No pictures should appear in the copy; otherwise retype the entries exactly.
──────── Data in this exercise ────────
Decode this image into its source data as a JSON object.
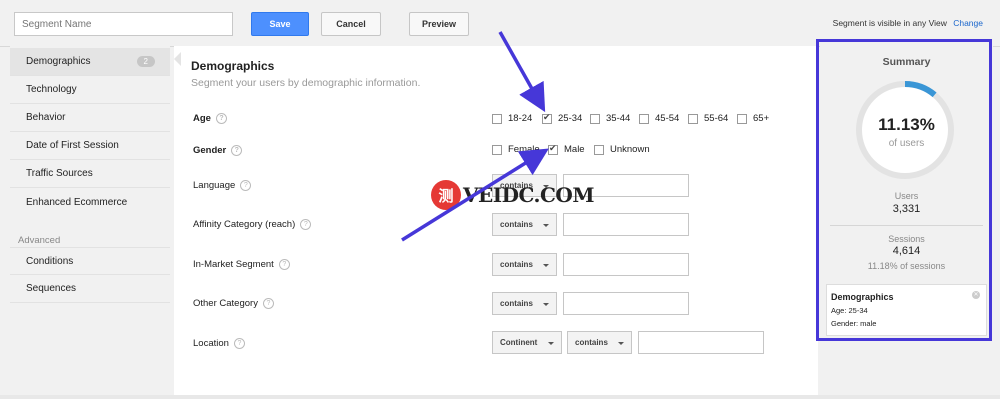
{
  "topbar": {
    "segment_placeholder": "Segment Name",
    "save": "Save",
    "cancel": "Cancel",
    "preview": "Preview",
    "visible_text": "Segment is visible in any View",
    "change": "Change"
  },
  "sidebar": {
    "items": [
      {
        "label": "Demographics",
        "badge": "2"
      },
      {
        "label": "Technology"
      },
      {
        "label": "Behavior"
      },
      {
        "label": "Date of First Session"
      },
      {
        "label": "Traffic Sources"
      },
      {
        "label": "Enhanced Ecommerce"
      }
    ],
    "advanced_heading": "Advanced",
    "advanced_items": [
      {
        "label": "Conditions"
      },
      {
        "label": "Sequences"
      }
    ]
  },
  "main": {
    "title": "Demographics",
    "subtitle": "Segment your users by demographic information.",
    "age_label": "Age",
    "age_options": [
      "18-24",
      "25-34",
      "35-44",
      "45-54",
      "55-64",
      "65+"
    ],
    "gender_label": "Gender",
    "gender_options": [
      "Female",
      "Male",
      "Unknown"
    ],
    "rows": [
      {
        "label": "Language",
        "op": "contains"
      },
      {
        "label": "Affinity Category (reach)",
        "op": "contains"
      },
      {
        "label": "In-Market Segment",
        "op": "contains"
      },
      {
        "label": "Other Category",
        "op": "contains"
      }
    ],
    "location": {
      "label": "Location",
      "scope": "Continent",
      "op": "contains"
    },
    "help_glyph": "?"
  },
  "summary": {
    "title": "Summary",
    "percent": "11.13%",
    "percent_sub": "of users",
    "percent_value": 11.13,
    "users_label": "Users",
    "users_value": "3,331",
    "sessions_label": "Sessions",
    "sessions_value": "4,614",
    "sessions_pct": "11.18% of sessions",
    "chip_title": "Demographics",
    "chip_age": "Age: 25-34",
    "chip_gender": "Gender: male"
  },
  "watermark": {
    "badge": "测",
    "text": "VEIDC.COM"
  },
  "colors": {
    "accent_blue": "#4d90fe",
    "annotation_purple": "#4637d8",
    "ring_blue": "#3a96d6",
    "watermark_red": "#e53935"
  }
}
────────
§ **Answer space**
Decode this image into its source data as a JSON object.
{
  "topbar": {
    "segment_placeholder": "Segment Name",
    "save": "Save",
    "cancel": "Cancel",
    "preview": "Preview",
    "visible_text": "Segment is visible in any View",
    "change": "Change"
  },
  "sidebar": {
    "items": [
      {
        "label": "Demographics",
        "badge": "2"
      },
      {
        "label": "Technology"
      },
      {
        "label": "Behavior"
      },
      {
        "label": "Date of First Session"
      },
      {
        "label": "Traffic Sources"
      },
      {
        "label": "Enhanced Ecommerce"
      }
    ],
    "advanced_heading": "Advanced",
    "advanced_items": [
      {
        "label": "Conditions"
      },
      {
        "label": "Sequences"
      }
    ]
  },
  "main": {
    "title": "Demographics",
    "subtitle": "Segment your users by demographic information.",
    "age_label": "Age",
    "age_options": [
      "18-24",
      "25-34",
      "35-44",
      "45-54",
      "55-64",
      "65+"
    ],
    "gender_label": "Gender",
    "gender_options": [
      "Female",
      "Male",
      "Unknown"
    ],
    "rows": [
      {
        "label": "Language",
        "op": "contains"
      },
      {
        "label": "Affinity Category (reach)",
        "op": "contains"
      },
      {
        "label": "In-Market Segment",
        "op": "contains"
      },
      {
        "label": "Other Category",
        "op": "contains"
      }
    ],
    "location": {
      "label": "Location",
      "scope": "Continent",
      "op": "contains"
    },
    "help_glyph": "?"
  },
  "summary": {
    "title": "Summary",
    "percent": "11.13%",
    "percent_sub": "of users",
    "percent_value": 11.13,
    "users_label": "Users",
    "users_value": "3,331",
    "sessions_label": "Sessions",
    "sessions_value": "4,614",
    "sessions_pct": "11.18% of sessions",
    "chip_title": "Demographics",
    "chip_age": "Age: 25-34",
    "chip_gender": "Gender: male"
  },
  "watermark": {
    "badge": "测",
    "text": "VEIDC.COM"
  },
  "colors": {
    "accent_blue": "#4d90fe",
    "annotation_purple": "#4637d8",
    "ring_blue": "#3a96d6",
    "watermark_red": "#e53935"
  }
}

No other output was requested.